Slaughterhouse: The Shocking Story of Greed, Neglect, and Inhumane Treatment Inside the U.S. Meat Industry
Gail A. Eisnitz
Format: PDF / Kindle (mobi) / ePub
Slaughterhouse is the first book of its kind to explore the impact that unprecedented changes in the meatpacking industry over the last twenty-five years — particularly industry consolidation, increased line speeds, and deregulation — have had on workers, animals, and consumers. It is also the first time ever that workers have spoken publicly about what’s really taking place behind the closed doors of America’s slaughterhouses.
In this new paperback edition, author Gail A. Eisnitz brings the story up to date since the book’s original publication. She describes the ongoing efforts by the Humane Farming Association to improve conditions in the meatpacking industry, media exposés that have prompted reforms resulting in multimillion dollar appropriations by Congress to try to enforce federal inspection laws, and a favorable decision by the Supreme Court to block construction of what was slated to be one of the largest hog factory farms in the country.
Nonetheless, Eisnitz makes it clear that abuses continue and much work still needs to be done
Basic incompetence among the stun operators,” Vladak said. “One guy would set the stunner on the hog's back, then instead of holding the wand down for the three-second stun, he'd let it go and watch it ride up the hog's back and shock the hog. He enjoyed watching the hog jump in the air when it was shocked. He liked to watch them flip up. He did this a lot until one time the hog jumped up and the wand fell off and zapped him. Then he decided he'd better stop doing it.” Vladak explained that,.
Administrative appeal, offered Walker an impressive package to settle his case out-of-court. Not only would they rehire Walker and expunge all records of his termination, but they would give him a retroactive promotion, back pay, vacation and sick time, and relocation expenses. Walker wanted to fight on to expose slaughterhouse conditions, but GAP was understandably thrilled with the victory. Walker—who, since being fired by the USDA, had been shunned by all prospective employers—accepted the.

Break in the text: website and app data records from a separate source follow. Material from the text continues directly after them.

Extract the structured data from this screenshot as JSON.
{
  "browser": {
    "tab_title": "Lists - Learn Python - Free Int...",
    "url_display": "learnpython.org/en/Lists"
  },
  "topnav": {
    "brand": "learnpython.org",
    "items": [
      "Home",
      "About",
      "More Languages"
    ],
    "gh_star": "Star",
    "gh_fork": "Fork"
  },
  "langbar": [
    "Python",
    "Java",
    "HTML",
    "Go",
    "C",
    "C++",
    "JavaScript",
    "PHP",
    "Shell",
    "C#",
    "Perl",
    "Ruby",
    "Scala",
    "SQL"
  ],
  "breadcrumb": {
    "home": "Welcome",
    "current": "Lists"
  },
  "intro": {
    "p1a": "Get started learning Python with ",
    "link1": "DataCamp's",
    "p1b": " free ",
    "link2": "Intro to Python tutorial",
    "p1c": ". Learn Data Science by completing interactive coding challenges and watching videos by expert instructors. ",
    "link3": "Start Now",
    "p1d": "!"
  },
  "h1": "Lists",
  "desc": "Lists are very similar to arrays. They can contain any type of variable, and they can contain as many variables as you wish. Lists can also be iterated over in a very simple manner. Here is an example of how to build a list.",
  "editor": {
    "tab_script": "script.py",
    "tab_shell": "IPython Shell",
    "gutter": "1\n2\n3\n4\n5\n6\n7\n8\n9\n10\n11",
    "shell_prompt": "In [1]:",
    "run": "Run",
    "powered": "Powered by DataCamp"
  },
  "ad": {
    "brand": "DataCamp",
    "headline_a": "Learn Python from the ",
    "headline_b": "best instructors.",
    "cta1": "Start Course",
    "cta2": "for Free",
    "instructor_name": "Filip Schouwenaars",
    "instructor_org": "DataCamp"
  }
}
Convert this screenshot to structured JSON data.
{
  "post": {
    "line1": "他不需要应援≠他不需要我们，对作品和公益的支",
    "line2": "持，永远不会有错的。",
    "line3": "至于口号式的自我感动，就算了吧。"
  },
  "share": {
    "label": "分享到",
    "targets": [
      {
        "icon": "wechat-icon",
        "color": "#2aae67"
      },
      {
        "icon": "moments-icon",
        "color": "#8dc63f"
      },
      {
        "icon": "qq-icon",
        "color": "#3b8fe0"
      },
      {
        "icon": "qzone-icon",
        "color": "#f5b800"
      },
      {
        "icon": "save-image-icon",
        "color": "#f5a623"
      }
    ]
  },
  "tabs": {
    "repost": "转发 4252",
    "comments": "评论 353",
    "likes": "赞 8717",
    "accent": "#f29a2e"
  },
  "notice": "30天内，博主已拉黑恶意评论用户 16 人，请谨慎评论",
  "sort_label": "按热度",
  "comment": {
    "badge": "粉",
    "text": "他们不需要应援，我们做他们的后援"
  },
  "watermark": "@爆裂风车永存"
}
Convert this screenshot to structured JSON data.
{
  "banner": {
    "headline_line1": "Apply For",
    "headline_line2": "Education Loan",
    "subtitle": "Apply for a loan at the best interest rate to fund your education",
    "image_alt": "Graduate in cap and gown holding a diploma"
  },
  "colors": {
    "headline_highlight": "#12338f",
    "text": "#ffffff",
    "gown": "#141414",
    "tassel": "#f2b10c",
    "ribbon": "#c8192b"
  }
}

Restitution and serve a six-month jail term. He also admitted in a Washington Post cover story to having faked his resumé and altered his academic record to mask time spent in jail for a 1973 burglarly conviction. (The Washington Post, June 13, 1998, p. C7; The Washington Post, June 17, 1999, p. B2.) John Morrell's slaughterhouses in Iowa and South Dakota were purchased by Smithfield Foods, Inc., a huge agribusiness conglomerate headquartered in Norfolk, Virginia and now the country's.
Employees living there. Gertrude Schneider had a one-bedroom cabin in her backyard in which twelve Mexican workers lived. These bare facts suggest a typical immigrant-laborer exploitation scene, but Gertrude herself did not. “I love my boys,” she said. “I take care of them best I can. They're my life.” She agreed to vouch for me with her “boys” when they came home that night. I made an appointment to meet my translator later, went to find something to eat, then sat in my car in the dark.
Called District Veterinary Medical Specialists (DVMSs), who were stationed in field offices where they had no direct oversight over slaughter practices. While they may travel to slaughterhouses periodically, these DVMSs encounter the same impediments—workers using handheld radios, code words, and whistles to alert employees that USDA personnel are entering the vicinity—that in-plant veterinarians and inspectors do in observing true slaughter conditions. Amazingly, the GAO report concluded that as.